Enforcement deadline of overtime rules postponed

People with disabilities in the Home Services Program, and the personal assistants who work in the program, still face the looming threat of unrealistic overtime guidelines in Illinois. These guidelines threaten the stability and independence of thousands of disabled enrolled in the program, and threaten the livelihood of personal assistants.

In November 2015, the Division of Rehabilitation Services (DRS) at the Illinois Department of Human Services (DHS) began the process of implementing a new Federal overtime rule at the U.S. Department of Labor. The rule mandates that states pay overtime and travel time to workers who provide direct care services, such as personal assistants, with the Home Services Program.
While overtime for personal assistants is a good thing, and will help strengthen the program, Illinois’ implementation guidelines will create problems for consumers and personal assistants. A few of the implementation guidelines include:

The 35 Hour Cap: The Illinois implementation plan caps the number of hours an individual provider works for one consumer at 35. This will force consumers to have to seek additional providers.

40 Hour Cap for Individual Providers:
Minus a few exceptions, Illinois will cap the total number of hours an Individual Provider may work at 40. Prior to this policy, there was no cap on overtime hours. It is estimated this will impact up to 9,000 individual providers.

The new guidelines force people with disabilities to hire new personal assistants, even if it is not their choice to do so, and force personal assistants to reduce hours, reducing their pay and threatening their means of living.

Since Illinois announced the new guidelines, people with disabilities and personal assistants have spoken out against the guidelines, demanding Illinois work with the community in order to come up with guidelines that are fair and that support consumers and workers.

This includes Jennifer Kostanski, a consumer in the Home Services program. Under the new guidelines, Kostanski’s weekend care giver would be forced to give up the job because of the cap on hours. “I rely on good caregivers for most of my dressing, grooming, bathing, meal preparation and medication administration,” Kostanski said. “I'm currently searching for a weekend CNA, to cover the hours that my CNA, will no longer be able to work, due to this new policy. It's really hard finding someone I trust and that can actually do the job correctly.”
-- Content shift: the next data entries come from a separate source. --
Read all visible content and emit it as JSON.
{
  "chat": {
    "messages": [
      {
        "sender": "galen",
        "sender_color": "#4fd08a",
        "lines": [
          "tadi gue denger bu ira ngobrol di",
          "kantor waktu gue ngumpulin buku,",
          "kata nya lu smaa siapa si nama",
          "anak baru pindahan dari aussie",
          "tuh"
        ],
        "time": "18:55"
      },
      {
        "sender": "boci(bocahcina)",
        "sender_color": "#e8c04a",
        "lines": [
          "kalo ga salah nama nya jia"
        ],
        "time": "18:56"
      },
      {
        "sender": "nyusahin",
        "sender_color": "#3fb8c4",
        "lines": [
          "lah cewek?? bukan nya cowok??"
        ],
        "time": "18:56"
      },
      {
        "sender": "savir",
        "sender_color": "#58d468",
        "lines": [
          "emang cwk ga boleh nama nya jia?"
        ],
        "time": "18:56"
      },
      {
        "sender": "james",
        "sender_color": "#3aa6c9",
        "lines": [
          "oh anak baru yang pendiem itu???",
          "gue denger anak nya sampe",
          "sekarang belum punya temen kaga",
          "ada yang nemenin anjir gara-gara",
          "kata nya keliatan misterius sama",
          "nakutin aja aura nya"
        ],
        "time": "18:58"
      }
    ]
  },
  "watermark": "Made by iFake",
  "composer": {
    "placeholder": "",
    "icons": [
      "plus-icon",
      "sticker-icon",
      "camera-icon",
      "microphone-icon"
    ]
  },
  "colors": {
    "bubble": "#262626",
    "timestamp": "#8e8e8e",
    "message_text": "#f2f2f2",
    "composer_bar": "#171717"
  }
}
Illinois intended to implement the new guidelines beginning January 1, then moved the deadline to March 1, 2016. Just days before March 1, Illinois postponed the implementation deadline for a second time. The postponement gives the community the opportunity to continue speaking out against the rules. Advocates are urged to voice your concerns. If you’d like to get involved with the effort against the current Illinois guidelines, contact Access Living at garnold@accessliving.org